Economic outlook more positive again
The CBS Business Cycle Tracer is a tool to monitor the state and the cycle of the Dutch economy with 13 key macro-economic indicators. It provides a coherent macro-economic picture based on all the figures published by CBS over the past month or quarter and does not necessarily represent the situation at the level of individual households, businesses or regions.
|Year||Month||cycle (distance to the long-term trend (=0))|
Consumer confidence virtually unchanged, producer confidence deteriorated
In September, confidence among Dutch consumers has hardly changed. However, producer confidence deteriorated in August. Both consumer and producer confidence are positioned above their long-term average.
|Year||Month||Consumer confidence (average of the component questions)||Producer confidence (average of the component questions)|
Higher exports, investments and household consumption
Consumers spent 4.8 percent more in July 2021 than in the same month last year. The growth rate was lower than in May and June, when household consumption was up by 11.0 and 6.7 percent year-on-year, respectively. This can largely be attributed to the low household consumption level in the spring of 2020 as a result of the first lockdown. In July 2021, household consumption was 2.1 percent higher than in July 2019.
In July 2021, the total volume of goods exports was up by 8.4 percent year-on-year. The increase was mainly seen in exports of machinery, chemical and metal products. Compared to July 2019, exports were 8.8 percent higher. The volume of imports in July was up by 8.0 percent year-on-year and by 5.9 percent relative to July 2019.
The volume of investments in tangible fixed assets rose by 4.2 percent year-on-year in July 2021. There were mainly more investments in dwellings and buildings, but fewer investments in passenger cars and infrastructure. Compared to July 2019, investments were approximately 1 percent higher.
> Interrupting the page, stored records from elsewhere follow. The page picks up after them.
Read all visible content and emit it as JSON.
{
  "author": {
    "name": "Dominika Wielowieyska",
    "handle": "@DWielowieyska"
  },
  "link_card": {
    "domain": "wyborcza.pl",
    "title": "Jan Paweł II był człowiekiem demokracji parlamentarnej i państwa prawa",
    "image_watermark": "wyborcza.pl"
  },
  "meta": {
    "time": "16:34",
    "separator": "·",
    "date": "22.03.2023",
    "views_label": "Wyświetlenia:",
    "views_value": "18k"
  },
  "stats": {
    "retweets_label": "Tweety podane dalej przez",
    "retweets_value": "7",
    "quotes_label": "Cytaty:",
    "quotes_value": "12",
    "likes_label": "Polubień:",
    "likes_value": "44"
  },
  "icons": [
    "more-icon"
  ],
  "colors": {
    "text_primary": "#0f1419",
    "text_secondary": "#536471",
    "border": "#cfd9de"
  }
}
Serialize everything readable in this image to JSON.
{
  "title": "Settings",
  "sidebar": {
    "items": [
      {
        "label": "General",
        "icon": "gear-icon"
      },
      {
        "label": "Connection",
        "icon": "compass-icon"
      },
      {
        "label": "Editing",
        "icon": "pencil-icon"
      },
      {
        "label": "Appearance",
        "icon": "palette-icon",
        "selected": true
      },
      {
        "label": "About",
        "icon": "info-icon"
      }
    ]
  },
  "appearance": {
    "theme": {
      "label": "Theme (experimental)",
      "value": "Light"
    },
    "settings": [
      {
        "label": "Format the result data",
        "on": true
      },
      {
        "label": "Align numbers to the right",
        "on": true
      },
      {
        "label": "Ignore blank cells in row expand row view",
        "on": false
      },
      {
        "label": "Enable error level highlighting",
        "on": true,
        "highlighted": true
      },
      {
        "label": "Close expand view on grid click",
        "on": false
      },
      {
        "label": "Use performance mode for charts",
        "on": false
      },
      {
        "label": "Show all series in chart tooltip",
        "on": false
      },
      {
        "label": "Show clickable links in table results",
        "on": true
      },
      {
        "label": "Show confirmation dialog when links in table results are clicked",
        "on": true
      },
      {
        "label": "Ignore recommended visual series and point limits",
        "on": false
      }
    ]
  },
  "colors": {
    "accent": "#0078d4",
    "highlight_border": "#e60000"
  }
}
Manufacturing output 14.1 percent up in July
In July 2021, the average daily output generated by the Dutch manufacturing industry was up by 14.1 percent from July 2020, according to Statistics Netherlands (CBS). Output was up by 17.9 percent in the previous month. Compared to July 2019, growth was more than 9 percent. This made up amply for the loss in July 2020 due to the coronavirus pandemic.
Fewer bankruptcies in August
The number of corporate bankruptcies, adjusted for court session days, has decreased again. There were 11 fewer bankruptcies in August than in the previous month. The number of pronounced bankruptcies remained at a historically low level.
House prices continue to rise
In August, owner-occupied dwellings (excluding new constructions) were on average 17.8 percent more expensive than in the same month last year. It is the largest increase since October 2000. The price rise moderated slightly in 2019 but picked up again after that.
More hours worked, more vacancies, fewer unemployed
In Q2 2021, the number of hours worked adjusted for seasonal effects was 1.1 percent higher than in Q1 2021. Total hours worked by employees and self-employed people over Q1 2021 amounted to more than 3.4 billion.
In August, 301 thousand people were unemployed. Three months earlier, in May, there were 309 thousand unemployed. The number of unemployed has therefore decreased over the past three months by an average of 3 thousand per month. The unemployment rate stood at 3.2 percent in August.
The number of vacancies in Q2 2021 stood at 327 thousand. This is 82 thousand more than in the previous quarter. There has never been such a large quarter-on-quarter increase since the start of the measurement in 1997.
For the first time since the measurement started in 2003, the tension on the labour market has risen to such an extent that there are more vacancies than unemployed people. In Q2 2021, there were 106 vacancies for every 100 unemployed. The increase in tension is mainly attributable to a record growth in the number of vacancies.
In Q2 2021, turnover at temporary employment agencies rose by 3.0 percent relative to the previous quarter. Year-on-year, this turnover increased by 20.1 percent.
3.8 percent GDP growth in Q2 2021
According to the second estimate conducted by CBS, gross domestic product (GDP) increased by 3.8 percent in Q2 2021 relative to the previous quarter. This economic growth was mainly due to increased household consumption and a higher trade balance. Relative to Q2 2020, GDP was up by 10.4 percent.
- Dossier - Business Cycle